The Japan Maritime Self-Defense Force's JS Shimokita (LST 4002) sits at anchor off Koror during Pacific Partnership 2016.

KOROR, Palau - Pacific Partnership 2016 arrived in Palau, Aug. 4, aboard JS Shimokita (LST 4002), making this the second year Pacific Partnership has visited Palau since the mission began in 2006.

The Pacific Partnership team, made up of service members and civilians from Japan, Australia, the United Kingdom and the United States, will work with civilian and military leadership to conduct cooperative health engagements, subject matter expert exchanges in nursing and pharmacy, and civil-engineering projects, all focused on improving partner nations' collective ability to respond to a variety of natural disasters.

The Japan Maritime Self-Defense Force worked closely with the government of Palau to plan a range of medical and engineering initiatives designed to promote cooperation and knowledge exchange between local authorities and the multinational Pacific Partnership team. The visit to Palau is part of the wider Pacific Partnership 2016 mission, building cooperation between allied and partner nations.

"This is the first time a Japanese naval vessel has visited Palau, and it's an honor for the Japanese to lead the Pacific Partnership mission in Palau, and to work with the government and people here," said Capt. Takeshi Okada, commander, Landing Ship Division One, embarked aboard Shimokita.

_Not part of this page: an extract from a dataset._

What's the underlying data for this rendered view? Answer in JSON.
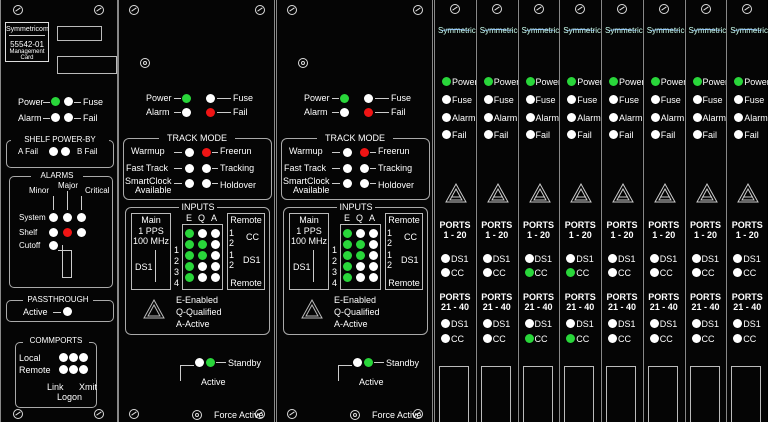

While Shimokita is in Palau, USNS Mercy (T-AH 19) and the rest of the Pacific Partnership 2016 team will make mission stops in Malaysia and Indonesia. Pacific Partnership 2016 is focused on enhancing relationships and multinational interoperability through knowledge exchange and cooperative training, ensuring partner nations are prepared to collectively and effectively respond when disaster strikes. Pacific Partnership is the largest annual multilateral humanitarian assistance and disaster relief preparedness mission conducted in the Indo-Asia-Pacific.